Has all the extra hand washing because of the coronavirus outbreak left you with dry, rough, peeling or cracked skin? Dermatologists would normally recommend minimizing your hand washing or work involving water or wet substances, but that is not possible during the COVID-19 pandemic. There are some measures you can take, however, to mitigate the damage and provide your skin some relief. The American Academy of Dermatology gives these recommendations.
Washing Your Hands
Wash your hands often with soap for the full recommended 20 seconds. Wash every part of your hands, including between your fingers and around your nails.
Use lukewarm water instead of hot water. Hot water can damage skin.
If you are unsure about proper handwashing technique, here are the steps. According to the Centers for Disease Control, handwashing can help prevent disease in yourself and in others. Follow these steps every time you eat, after you use the bathroom, and as often as possible.
- Step 1. Wet your hands with clean, running water and apply soap.
- Step 2. Lather soap in your hands, applying to the back, front, between your fingers, and under your nails.
- Step 3. Scrub your hands for at least 20 seconds.
- Step 4. Rinse your hands well under clean, running water.
- Step 5. Dry your hands using a clean towel or air dry them.
- If soap and water are not available, use alcohol-based hand sanitizer with at least 60% alcohol.
Drying Your Hands
- Dry your hands with a clean towel or let them air dry but leave them slightly damp.
- While your hands are slightly damp, apply a thick cream or ointment that contains mineral oil or petrolatum.
- Comes in a tube or jar rather than a pump or bottle
- Says it is “fragrance-free” and “dye-free.’’
- When you use hand sanitizer, apply your cream or ointment immediately after the sanitizer dries.
Using moisturizer after sanitizing or washing your hands does not negate your hand washing efforts. In fact, having a well-moisturized, intact skin barrier makes it harder for germs to penetrate your skin and get inside your body.
Since you are washing your hands frequently throughout the day, you should be applying your moisturizer just as often, if not more often, throughout the day. It may help to keep a tube of moisturizer next to your soap or sanitizer as a reminder, as well in your purse or pocket. If your hands are persistently dry, itchy, or painful, see a board-certified dermatologist for further recommendations.
For updates from Ochsner on COVID-19 coronavirus, please visit ochsner.org/coronavirus.

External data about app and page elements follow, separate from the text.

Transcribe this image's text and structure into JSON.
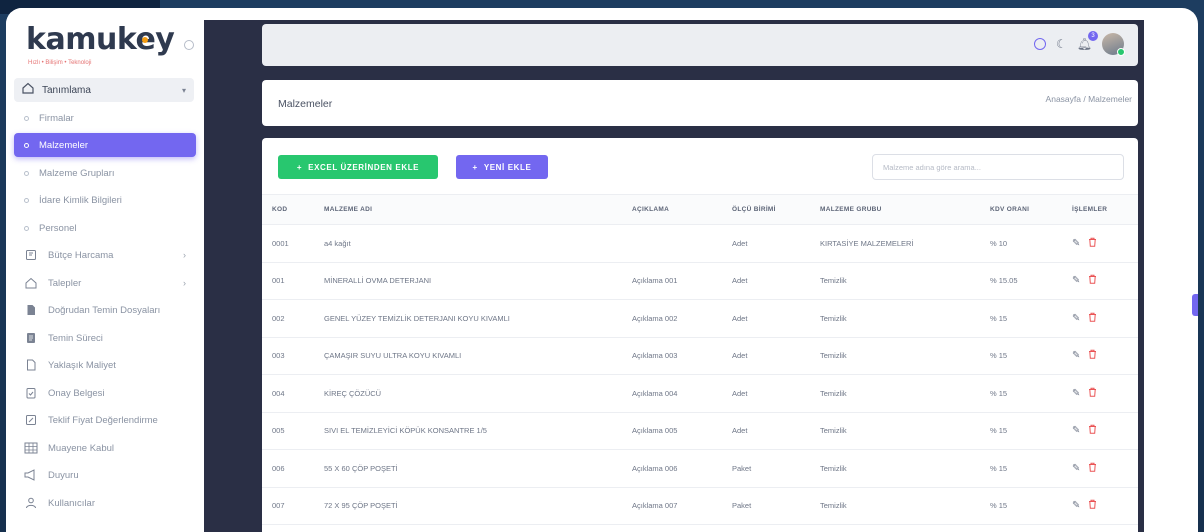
{
  "brand": {
    "name": "kamukey",
    "tagline": "Hızlı • Bilişim • Teknoloji"
  },
  "sidebar": {
    "group": {
      "label": "Tanımlama",
      "icon": "home-icon"
    },
    "subitems": [
      {
        "label": "Firmalar",
        "active": false
      },
      {
        "label": "Malzemeler",
        "active": true
      },
      {
        "label": "Malzeme Grupları",
        "active": false
      },
      {
        "label": "İdare Kimlik Bilgileri",
        "active": false
      },
      {
        "label": "Personel",
        "active": false
      }
    ],
    "items": [
      {
        "label": "Bütçe Harcama",
        "icon": "budget-icon",
        "chevron": true
      },
      {
        "label": "Talepler",
        "icon": "requests-icon",
        "chevron": true
      },
      {
        "label": "Doğrudan Temin Dosyaları",
        "icon": "file-icon",
        "chevron": false
      },
      {
        "label": "Temin Süreci",
        "icon": "document-icon",
        "chevron": false
      },
      {
        "label": "Yaklaşık Maliyet",
        "icon": "cost-icon",
        "chevron": false
      },
      {
        "label": "Onay Belgesi",
        "icon": "approval-icon",
        "chevron": false
      },
      {
        "label": "Teklif Fiyat Değerlendirme",
        "icon": "evaluate-icon",
        "chevron": false
      },
      {
        "label": "Muayene Kabul",
        "icon": "grid-icon",
        "chevron": false
      },
      {
        "label": "Duyuru",
        "icon": "megaphone-icon",
        "chevron": false
      },
      {
        "label": "Kullanıcılar",
        "icon": "user-icon",
        "chevron": false
      }
    ]
  },
  "topbar": {
    "notification_count": "3"
  },
  "page": {
    "title": "Malzemeler",
    "breadcrumb": "Anasayfa / Malzemeler"
  },
  "toolbar": {
    "excel_label": "EXCEL ÜZERİNDEN EKLE",
    "new_label": "YENİ EKLE",
    "search_placeholder": "Malzeme adına göre arama..."
  },
  "table": {
    "headers": [
      "KOD",
      "MALZEME ADI",
      "AÇIKLAMA",
      "ÖLÇÜ BİRİMİ",
      "MALZEME GRUBU",
      "KDV ORANI",
      "İŞLEMLER"
    ],
    "rows": [
      [
        "0001",
        "a4 kağıt",
        "",
        "Adet",
        "KIRTASİYE MALZEMELERİ",
        "% 10"
      ],
      [
        "001",
        "MİNERALLİ OVMA DETERJANI",
        "Açıklama 001",
        "Adet",
        "Temizlik",
        "% 15.05"
      ],
      [
        "002",
        "GENEL YÜZEY TEMİZLİK DETERJANI KOYU KIVAMLI",
        "Açıklama 002",
        "Adet",
        "Temizlik",
        "% 15"
      ],
      [
        "003",
        "ÇAMAŞIR SUYU ULTRA KOYU KIVAMLI",
        "Açıklama 003",
        "Adet",
        "Temizlik",
        "% 15"
      ],
      [
        "004",
        "KİREÇ ÇÖZÜCÜ",
        "Açıklama 004",
        "Adet",
        "Temizlik",
        "% 15"
      ],
      [
        "005",
        "SIVI EL TEMİZLEYİCİ KÖPÜK KONSANTRE 1/5",
        "Açıklama 005",
        "Adet",
        "Temizlik",
        "% 15"
      ],
      [
        "006",
        "55 X 60 ÇÖP POŞETİ",
        "Açıklama 006",
        "Paket",
        "Temizlik",
        "% 15"
      ],
      [
        "007",
        "72 X 95 ÇÖP POŞETİ",
        "Açıklama 007",
        "Paket",
        "Temizlik",
        "% 15"
      ]
    ]
  },
  "colors": {
    "accent": "#7367f0",
    "success": "#28c76f",
    "danger": "#ea5455",
    "main_bg": "#2a2f45"
  }
}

The information in this blog post is accurate at the time of publication. However, as the situation surrounding COVID-19 continues to change, it's possible that information has changed since being published. While Ochsner Health is trying to keep our blog posts as up-to-date as possible, we also encourage readers to stay informed on news and recommendations by using the CDC website.